HoldCo’s securities are held by managing and non-managing members. The interests held by non-managing members entitle them to a preferred distribution of HoldCo’s earnings. If HoldCo’s earnings exceed the hurdle rate set for the non-managing members’ interest, the managing member’s interest will earn a premium return. Non-managing members also have limited rights to participate in the management of HoldCo, including full access to books and records, and veto rights for transactions that fundamentally affect their investment interest. However, curtailment of distributions to the non-managing members, or a drop in Utility HoldCo’s credit ratings to less than investment grade, should trigger greater management participation by the non-managing members. This encourages the non-managing members to influence the managing member to promote sound management of Utility HoldCo and its subsidiaries given that Utility HoldCo will be a substantial, perhaps dominant, source of the group’s revenues. Last, the managing members’ incentive structure should be designed to maximize risk-adjusted returns, while discouraging undue risk taking with the utilities.
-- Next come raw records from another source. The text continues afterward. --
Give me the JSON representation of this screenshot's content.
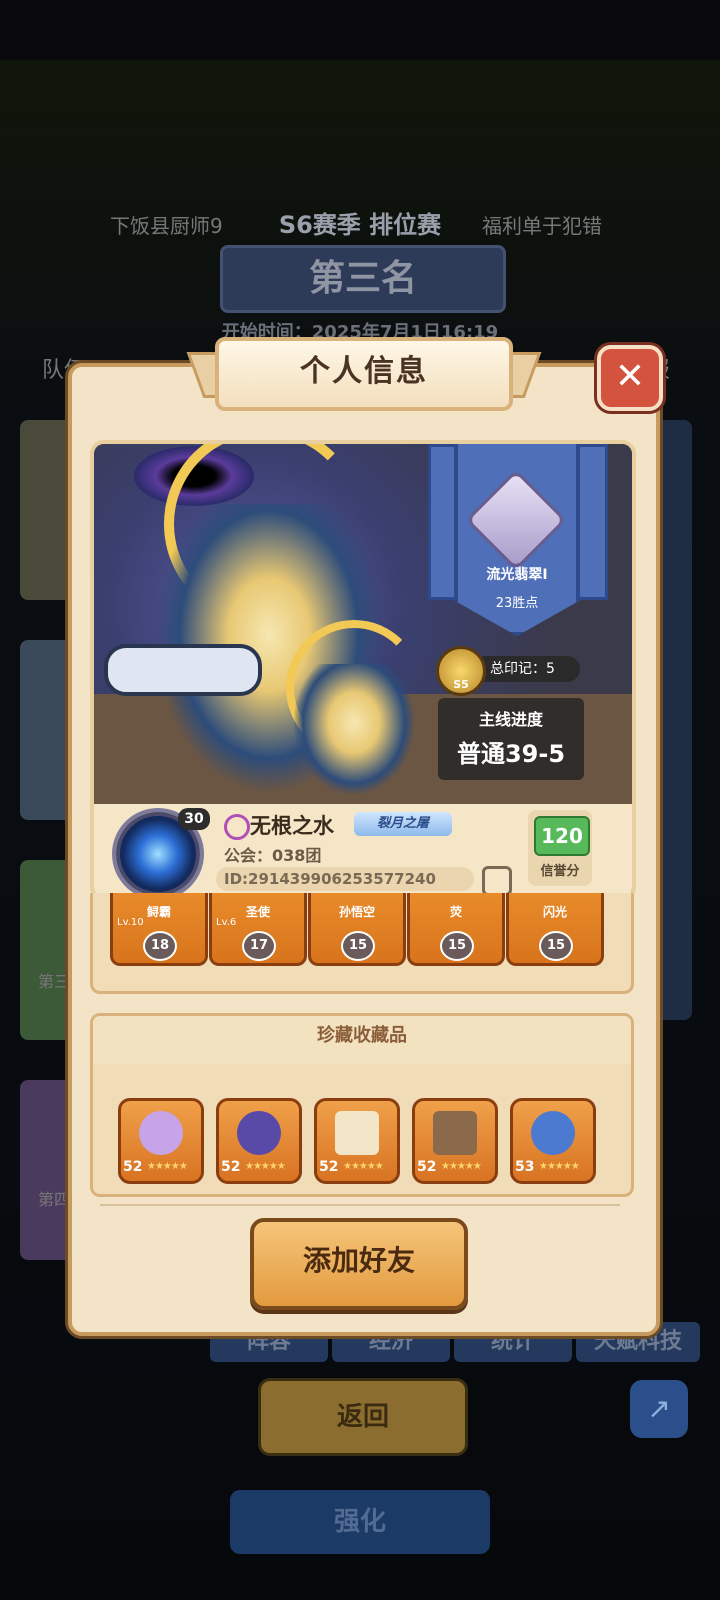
{
  "background": {
    "season_title": "S6赛季 排位赛",
    "rank_title": "第三名",
    "start_time": "开始时间：2025年7月1日16:19",
    "left_player": "下饭县厨师9",
    "right_player": "福利单于犯错",
    "tab_team": "队伍",
    "tab_report": "报",
    "bottom_tabs": [
      "阵容",
      "经济",
      "统计",
      "天赋科技"
    ],
    "back_button": "返回",
    "strengthen_button": "强化",
    "third_label": "第三名",
    "fourth_label": "第四名"
  },
  "modal": {
    "title": "个人信息",
    "close_label": "✕",
    "rank": {
      "name": "流光翡翠I",
      "points": "23胜点"
    },
    "marks": {
      "label": "总印记：",
      "value": "5",
      "badge": "S5"
    },
    "progress": {
      "label": "主线进度",
      "value": "普通39-5"
    },
    "player": {
      "level": "30",
      "name": "无根之水",
      "title_badge": "裂月之屠",
      "guild": "公会：038团",
      "id": "ID:291439906253577240"
    },
    "credit": {
      "value": "120",
      "label": "信誉分"
    },
    "heroes": [
      {
        "name": "鲟霸",
        "level": "Lv.10",
        "count": "18"
      },
      {
        "name": "圣使",
        "level": "Lv.6",
        "count": "17"
      },
      {
        "name": "孙悟空",
        "level": "",
        "count": "15"
      },
      {
        "name": "荧",
        "level": "",
        "count": "15"
      },
      {
        "name": "闪光",
        "level": "",
        "count": "15"
      }
    ],
    "collection": {
      "title": "珍藏收藏品",
      "items": [
        {
          "level": "52",
          "icon": "butterfly-icon",
          "color": "#c7a3e8"
        },
        {
          "level": "52",
          "icon": "eye-totem-icon",
          "color": "#5a4aa8"
        },
        {
          "level": "52",
          "icon": "scroll-icon",
          "color": "#f3e6c8"
        },
        {
          "level": "52",
          "icon": "hammer-icon",
          "color": "#8a6a4a"
        },
        {
          "level": "53",
          "icon": "moon-orb-icon",
          "color": "#4c7ad0"
        }
      ]
    },
    "add_friend_label": "添加好友"
  }
}
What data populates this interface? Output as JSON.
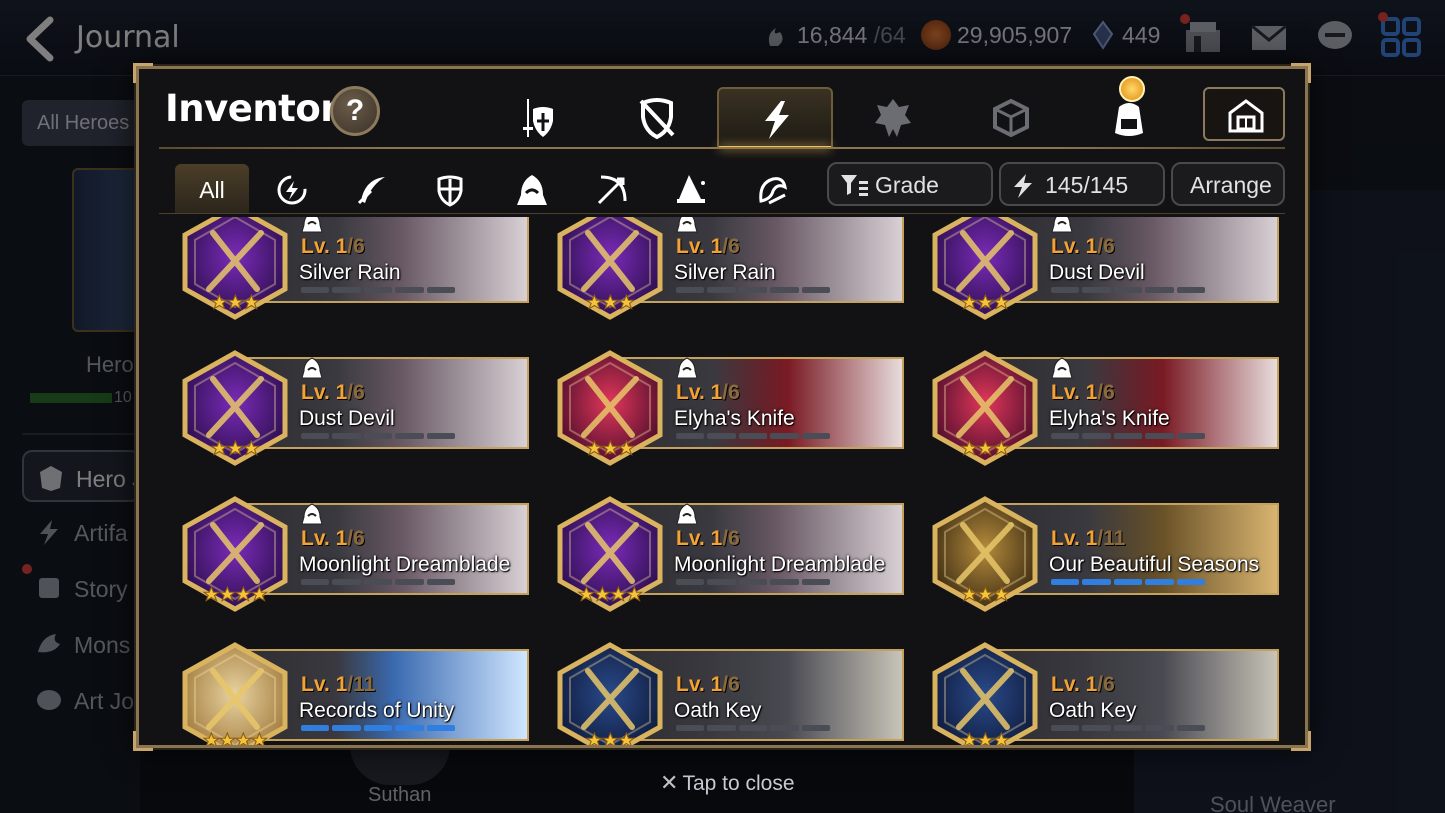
{
  "topbar": {
    "title": "Journal",
    "stamina": "16,844",
    "stamina_max": "/64",
    "gold": "29,905,907",
    "crystals": "449"
  },
  "background": {
    "all_heroes": "All Heroes",
    "hero_label": "Hero",
    "progress_num": "10",
    "side_items": [
      "Hero J",
      "Artifa",
      "Story",
      "Mons",
      "Art Jo"
    ],
    "soul_weaver": "Soul Weaver",
    "portrait_name": "Suthan"
  },
  "modal": {
    "title": "Inventory",
    "help": "?",
    "category_tabs": [
      {
        "name": "equipment",
        "icon": "sword-shield-icon",
        "active": false
      },
      {
        "name": "disabled-equipment",
        "icon": "broken-shield-icon",
        "active": false
      },
      {
        "name": "artifacts",
        "icon": "lightning-icon",
        "active": true
      },
      {
        "name": "catalysts",
        "icon": "crest-icon",
        "active": false
      },
      {
        "name": "materials",
        "icon": "cube-icon",
        "active": false
      },
      {
        "name": "bag",
        "icon": "backpack-icon",
        "active": false
      }
    ],
    "storage_icon": "storage-house-icon",
    "filter_all": "All",
    "filter_tabs": [
      "all",
      "element-icon",
      "feather-icon",
      "shield-icon",
      "hood-icon",
      "bow-icon",
      "wizard-hat-icon",
      "soul-weaver-icon"
    ],
    "grade_label": "Grade",
    "capacity": "145/145",
    "arrange_label": "Arrange",
    "tap_to_close": "Tap to close"
  },
  "colors": {
    "gold_frame": "#c4a25c",
    "level_orange": "#f3a233",
    "bar_blue": "#2f7ee0",
    "accent_active": "#f3c15a"
  },
  "artifacts": [
    {
      "name": "Silver Rain",
      "level": "Lv. 1",
      "max": "/6",
      "stars": 3,
      "class_icon": "hood-icon",
      "bar_filled": false,
      "theme": "purple"
    },
    {
      "name": "Silver Rain",
      "level": "Lv. 1",
      "max": "/6",
      "stars": 3,
      "class_icon": "hood-icon",
      "bar_filled": false,
      "theme": "purple"
    },
    {
      "name": "Dust Devil",
      "level": "Lv. 1",
      "max": "/6",
      "stars": 3,
      "class_icon": "hood-icon",
      "bar_filled": false,
      "theme": "purple"
    },
    {
      "name": "Dust Devil",
      "level": "Lv. 1",
      "max": "/6",
      "stars": 3,
      "class_icon": "hood-icon",
      "bar_filled": false,
      "theme": "purple"
    },
    {
      "name": "Elyha's Knife",
      "level": "Lv. 1",
      "max": "/6",
      "stars": 3,
      "class_icon": "hood-icon",
      "bar_filled": false,
      "theme": "red"
    },
    {
      "name": "Elyha's Knife",
      "level": "Lv. 1",
      "max": "/6",
      "stars": 3,
      "class_icon": "hood-icon",
      "bar_filled": false,
      "theme": "red"
    },
    {
      "name": "Moonlight Dreamblade",
      "level": "Lv. 1",
      "max": "/6",
      "stars": 4,
      "class_icon": "hood-icon",
      "bar_filled": false,
      "theme": "purple"
    },
    {
      "name": "Moonlight Dreamblade",
      "level": "Lv. 1",
      "max": "/6",
      "stars": 4,
      "class_icon": "hood-icon",
      "bar_filled": false,
      "theme": "purple"
    },
    {
      "name": "Our Beautiful Seasons",
      "level": "Lv. 1",
      "max": "/11",
      "stars": 3,
      "class_icon": "",
      "bar_filled": true,
      "theme": "gold"
    },
    {
      "name": "Records of Unity",
      "level": "Lv. 1",
      "max": "/11",
      "stars": 4,
      "class_icon": "",
      "bar_filled": true,
      "theme": "light"
    },
    {
      "name": "Oath Key",
      "level": "Lv. 1",
      "max": "/6",
      "stars": 3,
      "class_icon": "",
      "bar_filled": false,
      "theme": "blue"
    },
    {
      "name": "Oath Key",
      "level": "Lv. 1",
      "max": "/6",
      "stars": 3,
      "class_icon": "",
      "bar_filled": false,
      "theme": "blue"
    }
  ]
}
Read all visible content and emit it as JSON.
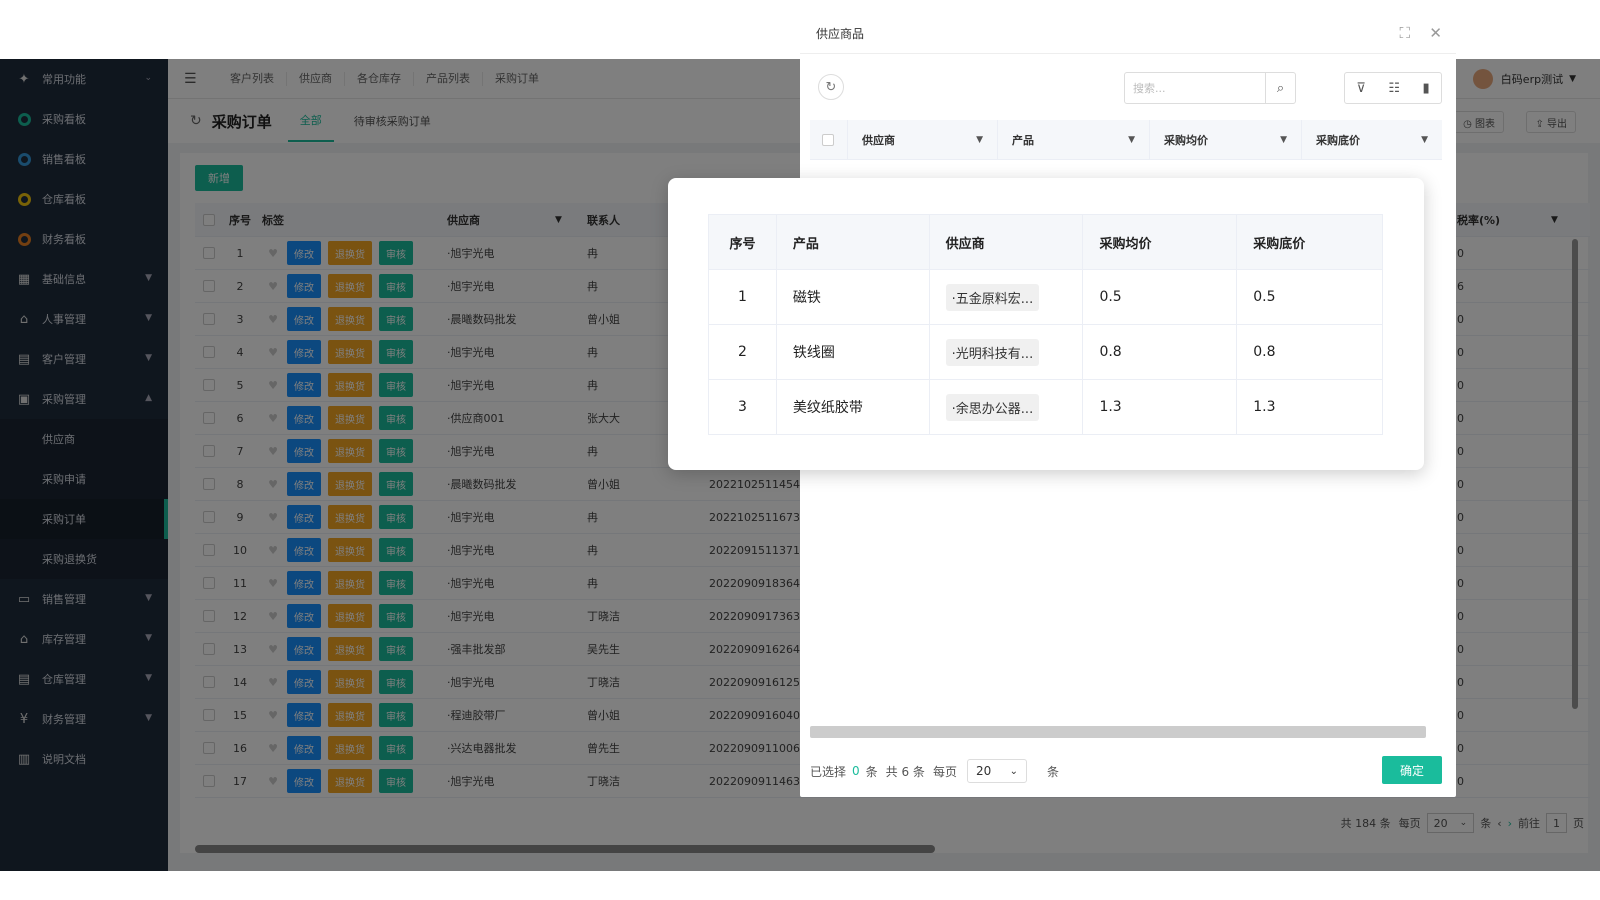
{
  "sidebar": {
    "items": [
      {
        "label": "常用功能",
        "icon": "star-icon",
        "arrow": "⌄"
      },
      {
        "label": "采购看板",
        "icon": "ring-icon"
      },
      {
        "label": "销售看板",
        "icon": "ring-icon"
      },
      {
        "label": "仓库看板",
        "icon": "ring-icon"
      },
      {
        "label": "财务看板",
        "icon": "ring-icon"
      },
      {
        "label": "基础信息",
        "icon": "chart-icon",
        "arrow": "▼"
      },
      {
        "label": "人事管理",
        "icon": "home-icon",
        "arrow": "▼"
      },
      {
        "label": "客户管理",
        "icon": "table-icon",
        "arrow": "▼"
      },
      {
        "label": "采购管理",
        "icon": "bag-icon",
        "arrow": "▲"
      }
    ],
    "sub_items": [
      "供应商",
      "采购申请",
      "采购订单",
      "采购退换货"
    ],
    "items_after": [
      {
        "label": "销售管理",
        "icon": "wallet-icon",
        "arrow": "▼"
      },
      {
        "label": "库存管理",
        "icon": "home-icon",
        "arrow": "▼"
      },
      {
        "label": "仓库管理",
        "icon": "table-icon",
        "arrow": "▼"
      },
      {
        "label": "财务管理",
        "icon": "yen-icon",
        "arrow": "▼"
      },
      {
        "label": "说明文档",
        "icon": "doc-icon"
      }
    ],
    "ring_colors": [
      "#1abc9c",
      "#3498db",
      "#f1c40f",
      "#e67e22"
    ]
  },
  "topbar": {
    "tabs": [
      "客户列表",
      "供应商",
      "各仓库存",
      "产品列表",
      "采购订单"
    ],
    "user": "白码erp测试"
  },
  "page": {
    "title": "采购订单",
    "tab_all": "全部",
    "tab_pending": "待审核采购订单",
    "btn_chart": "◷ 图表",
    "btn_export": "⇪ 导出"
  },
  "main_table": {
    "new_button": "新增",
    "headers": {
      "no": "序号",
      "tag": "标签",
      "supplier": "供应商",
      "contact": "联系人",
      "rate": "税率(%)"
    },
    "action_labels": [
      "修改",
      "退换货",
      "审核"
    ],
    "rows": [
      {
        "no": "1",
        "supplier": "·旭宇光电",
        "contact": "冉",
        "code": "",
        "rate": "0"
      },
      {
        "no": "2",
        "supplier": "·旭宇光电",
        "contact": "冉",
        "code": "",
        "rate": "6"
      },
      {
        "no": "3",
        "supplier": "·晨曦数码批发",
        "contact": "曾小姐",
        "code": "",
        "rate": "0"
      },
      {
        "no": "4",
        "supplier": "·旭宇光电",
        "contact": "冉",
        "code": "",
        "rate": "0"
      },
      {
        "no": "5",
        "supplier": "·旭宇光电",
        "contact": "冉",
        "code": "",
        "rate": "0"
      },
      {
        "no": "6",
        "supplier": "·供应商001",
        "contact": "张大大",
        "code": "",
        "rate": "0"
      },
      {
        "no": "7",
        "supplier": "·旭宇光电",
        "contact": "冉",
        "code": "",
        "rate": "0"
      },
      {
        "no": "8",
        "supplier": "·晨曦数码批发",
        "contact": "曾小姐",
        "code": "2022102511454",
        "rate": "0"
      },
      {
        "no": "9",
        "supplier": "·旭宇光电",
        "contact": "冉",
        "code": "2022102511673",
        "rate": "0"
      },
      {
        "no": "10",
        "supplier": "·旭宇光电",
        "contact": "冉",
        "code": "2022091511371",
        "rate": "0"
      },
      {
        "no": "11",
        "supplier": "·旭宇光电",
        "contact": "冉",
        "code": "2022090918364",
        "rate": "0"
      },
      {
        "no": "12",
        "supplier": "·旭宇光电",
        "contact": "丁晓洁",
        "code": "2022090917363",
        "rate": "0"
      },
      {
        "no": "13",
        "supplier": "·强丰批发部",
        "contact": "吴先生",
        "code": "2022090916264",
        "rate": "0"
      },
      {
        "no": "14",
        "supplier": "·旭宇光电",
        "contact": "丁晓洁",
        "code": "2022090916125",
        "rate": "0"
      },
      {
        "no": "15",
        "supplier": "·程迪胶带厂",
        "contact": "曾小姐",
        "code": "2022090916040",
        "rate": "0"
      },
      {
        "no": "16",
        "supplier": "·兴达电器批发",
        "contact": "曾先生",
        "code": "2022090911006",
        "rate": "0"
      },
      {
        "no": "17",
        "supplier": "·旭宇光电",
        "contact": "丁晓洁",
        "code": "2022090911463",
        "rate": "0"
      }
    ],
    "pager": {
      "total": "共 184 条",
      "per_page": "每页",
      "size": "20",
      "unit": "条",
      "goto": "前往",
      "page": "1",
      "page_unit": "页"
    }
  },
  "dialog": {
    "title": "供应商品",
    "search_placeholder": "搜索...",
    "headers": {
      "supplier": "供应商",
      "product": "产品",
      "avg": "采购均价",
      "min": "采购底价"
    },
    "footer": {
      "selected_prefix": "已选择",
      "selected_count": "0",
      "selected_suffix": "条",
      "total": "共 6 条",
      "per_page": "每页",
      "size": "20",
      "unit": "条",
      "confirm": "确定"
    }
  },
  "popup": {
    "headers": {
      "no": "序号",
      "product": "产品",
      "supplier": "供应商",
      "avg": "采购均价",
      "min": "采购底价"
    },
    "rows": [
      {
        "no": "1",
        "product": "磁铁",
        "supplier": "·五金原料宏...",
        "avg": "0.5",
        "min": "0.5"
      },
      {
        "no": "2",
        "product": "铁线圈",
        "supplier": "·光明科技有...",
        "avg": "0.8",
        "min": "0.8"
      },
      {
        "no": "3",
        "product": "美纹纸胶带",
        "supplier": "·余思办公器...",
        "avg": "1.3",
        "min": "1.3"
      }
    ]
  },
  "colors": {
    "accent": "#1abc9c",
    "sidebar": "#1f2d3d",
    "blue": "#1890ff",
    "orange": "#f5a623"
  }
}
The company that comes closest to operating under this model is MidAmerican Energy Holdings Co. (MEHC). MEHC distinguishes itself from other acquirers by leveraging Warren Buffett’s reputation for long-term, buy-and-hold investing and Berkshire Hathaway’s ample capital reserves. For example, MEHC has committed substantial funds for capital improvements at its new PacifiCorp subsidiary. Many acquirer’s promise rate freezes or reductions only when pushed to demonstrate the benefits of an acquisition. But in the PacifiCorp transaction, MEHC demonstrated its long-term vision to improve PacifiCorp’s infrastructure through needed investments in generation and transmission facilities. It also appealed to utility commissions in Oregon and Washington with its demonstrated commitment to building renewable generating facilities. The commitment is plausible because Mid-American Energy Co. is recognized as a leader in installed wind generation among regulated U.S. utilities. MEHC also has adopted ring-fencing protections for its utility subsidiaries, and has a corporate structure that separates utility and nonutility businesses. These factors give MEHC credibility with regulators and other stakeholders, and provide Berkshire Hathaway with an effective corporate and management structure to quickly and efficiently deploy capital for utility industry consolidation.
TXU’s acquirers are making similar efforts. They have committed to invest $400 million in demand-side management programs, and have sought to exemplify environmental leadership by reducing the number of coal plants that TXU will build and by supporting a mandatory cap-and-trade program to regulate CO 2 emissions.
Roll It Up
Managing and building trust is key to a successful acquisition. Trust can bring a utility’s